, Volume 171, Issue 4, pp 466–473

Water stress in Eucalyptus pauciflora: comparison of effects on stomatal conductance with effects on the mesophyll capacity for photosynthesis, and investigation of a possible involvement of photoinhibition

  • Miko U. F. Kirschbaum

DOI: 10.1007/BF00392293

Cite this article as:
Kirschbaum, M.U.F. Planta (1987) 171: 466. doi:10.1007/BF00392293


Seedlings of Eucalyptus pauciflora Sieb. ex Spreng., grown in 4-1 pots, were stressed by withholding water while relationships between net assimilation rate (A) and intercellular partial pressure of CO2 (pi) in selected leaves were obtained repeatedly throughout the stress cycle. Water stress at first caused stomatal closure without any decline in the A(pi) relationship. As stress became more severe, the A(pi) relationship was affected as well. This always affected assimilation rate at both high and low intercellular partial pressures of CO2. It was then tested whether water-stressed leaves were more prone to photoinhibition than unstressed ones. Plants were water-stressed while at the same time subjected to strong photon flux area density (2000 μmol quanta·m-2·s-1). A possible light-induced inhibition was assessed by comparing quantum yields of photosynthesis with light directed onto one or the other surface of the leaf. A decline in quantum yield was observed, and the decline on the previously irradiated side was more pronounced than on the previously shaded side, but the effect was small and disappeared entirely within 1 d of rewatering the plants. It is concluded that photoinhibition can play a role, but not an important one, in the effect of water stress on the A(pi) relationship in leaves of E. pauciflora.

Key words

Eucalyptus Gas exchange Photoinhibition Photosynthesis and water stress Stomatal conductance Water stress 

Abbreviations and symbols

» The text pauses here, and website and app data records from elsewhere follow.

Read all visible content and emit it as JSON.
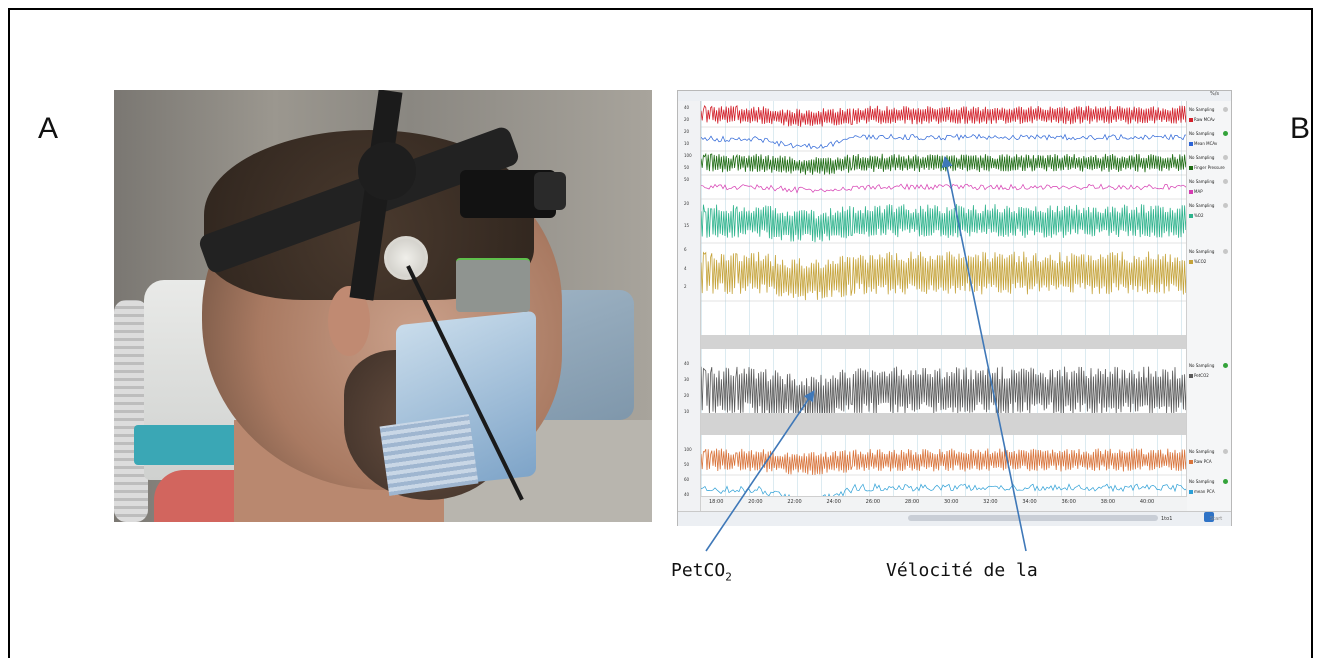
{
  "panels": {
    "a_label": "A",
    "b_label": "B"
  },
  "photo": {
    "subject": "participant-with-transcranial-doppler-headset",
    "redaction_color": "#8f9490"
  },
  "monitor": {
    "top_label": "%/s",
    "channels": [
      {
        "status": "No Sampling",
        "name": "Raw MCAv",
        "color": "#d2202a",
        "active": false,
        "ticks": [
          "40",
          "20"
        ]
      },
      {
        "status": "No Sampling",
        "name": "Mean MCAv",
        "color": "#2a63d6",
        "active": true,
        "ticks": [
          "20",
          "10"
        ]
      },
      {
        "status": "No Sampling",
        "name": "Finger Pressure",
        "color": "#1d6b12",
        "active": false,
        "ticks": [
          "100",
          "50"
        ]
      },
      {
        "status": "No Sampling",
        "name": "MAP",
        "color": "#d53bb1",
        "active": false,
        "ticks": [
          "50"
        ]
      },
      {
        "status": "No Sampling",
        "name": "%O2",
        "color": "#2db38c",
        "active": false,
        "ticks": [
          "20",
          "15"
        ]
      },
      {
        "status": "No Sampling",
        "name": "%CO2",
        "color": "#c5a33a",
        "active": false,
        "ticks": [
          "6",
          "4",
          "2"
        ]
      },
      {
        "status": "No Sampling",
        "name": "PetCO2",
        "color": "#5a5a5a",
        "active": true,
        "ticks": [
          "40",
          "30",
          "20",
          "10"
        ]
      },
      {
        "status": "No Sampling",
        "name": "Raw PCA",
        "color": "#d9743b",
        "active": false,
        "ticks": [
          "100",
          "50"
        ]
      },
      {
        "status": "No Sampling",
        "name": "mean PCA",
        "color": "#2c9fd6",
        "active": true,
        "ticks": [
          "60",
          "40"
        ]
      }
    ],
    "time_ticks": [
      "18:00",
      "20:00",
      "22:00",
      "24:00",
      "26:00",
      "28:00",
      "30:00",
      "32:00",
      "34:00",
      "36:00",
      "38:00",
      "40:00"
    ],
    "status_bar": "1to1",
    "start_label": "Start"
  },
  "annotations": {
    "petco2": "PetCO",
    "petco2_sub": "2",
    "velocity": "Vélocité de la"
  },
  "colors": {
    "arrow": "#3f78b8",
    "frame": "#000000"
  }
}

net assimilation rate


intercellular partial pressure of CO2


quantum yield of photosynthesis (net assimilation or RuBP-regeneration rate)


difference in water content between air saturated at leaf temperature and the actual vapor content of the air, expressed as mole fraction

Copyright information

© Springer-Verlag 1987

Authors and Affiliations

  • Miko U. F. Kirschbaum
    • 1
  1. 1.Department of Environmental Biology, Research School of Biological SciencesAustralian National UniversityCanberraAustralia
  2. 2.Department of BotanyUniversity of CaliforniaDavisUSA

Personalised recommendations